/---
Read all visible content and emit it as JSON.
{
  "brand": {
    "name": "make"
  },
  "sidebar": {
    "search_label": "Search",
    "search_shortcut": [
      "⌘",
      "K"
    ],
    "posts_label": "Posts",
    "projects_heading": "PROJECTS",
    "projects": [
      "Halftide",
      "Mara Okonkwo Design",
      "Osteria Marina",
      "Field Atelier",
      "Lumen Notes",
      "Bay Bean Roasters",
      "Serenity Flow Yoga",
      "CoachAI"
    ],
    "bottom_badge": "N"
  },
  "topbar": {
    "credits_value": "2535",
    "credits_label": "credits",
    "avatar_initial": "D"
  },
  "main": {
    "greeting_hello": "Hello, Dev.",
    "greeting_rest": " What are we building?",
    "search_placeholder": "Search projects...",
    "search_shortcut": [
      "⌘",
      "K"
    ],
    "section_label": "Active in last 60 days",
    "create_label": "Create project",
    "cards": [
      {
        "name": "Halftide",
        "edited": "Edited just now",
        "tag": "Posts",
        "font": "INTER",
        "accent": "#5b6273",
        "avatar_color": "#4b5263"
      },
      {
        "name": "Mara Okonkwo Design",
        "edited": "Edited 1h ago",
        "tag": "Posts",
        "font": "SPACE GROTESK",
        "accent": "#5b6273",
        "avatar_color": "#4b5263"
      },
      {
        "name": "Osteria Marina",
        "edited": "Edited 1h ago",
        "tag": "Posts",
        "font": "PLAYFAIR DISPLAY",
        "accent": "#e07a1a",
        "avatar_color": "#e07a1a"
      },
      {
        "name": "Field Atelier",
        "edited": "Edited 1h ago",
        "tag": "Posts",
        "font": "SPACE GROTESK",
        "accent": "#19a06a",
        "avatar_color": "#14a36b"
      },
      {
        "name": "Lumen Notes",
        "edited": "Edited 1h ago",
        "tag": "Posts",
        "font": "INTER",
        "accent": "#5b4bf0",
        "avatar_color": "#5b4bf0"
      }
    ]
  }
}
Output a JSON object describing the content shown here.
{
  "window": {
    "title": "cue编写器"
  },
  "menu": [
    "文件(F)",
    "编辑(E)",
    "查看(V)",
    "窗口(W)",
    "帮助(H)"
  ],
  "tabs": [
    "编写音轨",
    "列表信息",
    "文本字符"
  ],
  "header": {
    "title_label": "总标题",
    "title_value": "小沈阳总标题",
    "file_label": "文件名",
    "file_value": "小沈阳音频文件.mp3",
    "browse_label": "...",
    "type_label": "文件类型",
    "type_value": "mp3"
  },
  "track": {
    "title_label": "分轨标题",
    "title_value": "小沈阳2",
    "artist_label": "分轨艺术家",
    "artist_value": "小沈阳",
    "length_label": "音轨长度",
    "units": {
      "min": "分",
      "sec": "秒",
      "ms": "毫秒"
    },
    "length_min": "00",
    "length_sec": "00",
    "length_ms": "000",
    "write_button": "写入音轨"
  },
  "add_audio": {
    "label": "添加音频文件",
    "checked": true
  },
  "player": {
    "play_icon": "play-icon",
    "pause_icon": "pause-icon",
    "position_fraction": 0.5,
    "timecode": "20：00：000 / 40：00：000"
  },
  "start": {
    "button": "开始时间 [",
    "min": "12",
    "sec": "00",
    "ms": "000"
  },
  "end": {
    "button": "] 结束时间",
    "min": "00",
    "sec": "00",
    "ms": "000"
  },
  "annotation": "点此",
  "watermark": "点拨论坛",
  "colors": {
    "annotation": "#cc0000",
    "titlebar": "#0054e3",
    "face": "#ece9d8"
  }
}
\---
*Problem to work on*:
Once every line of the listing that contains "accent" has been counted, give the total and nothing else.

*Exercise result*:
5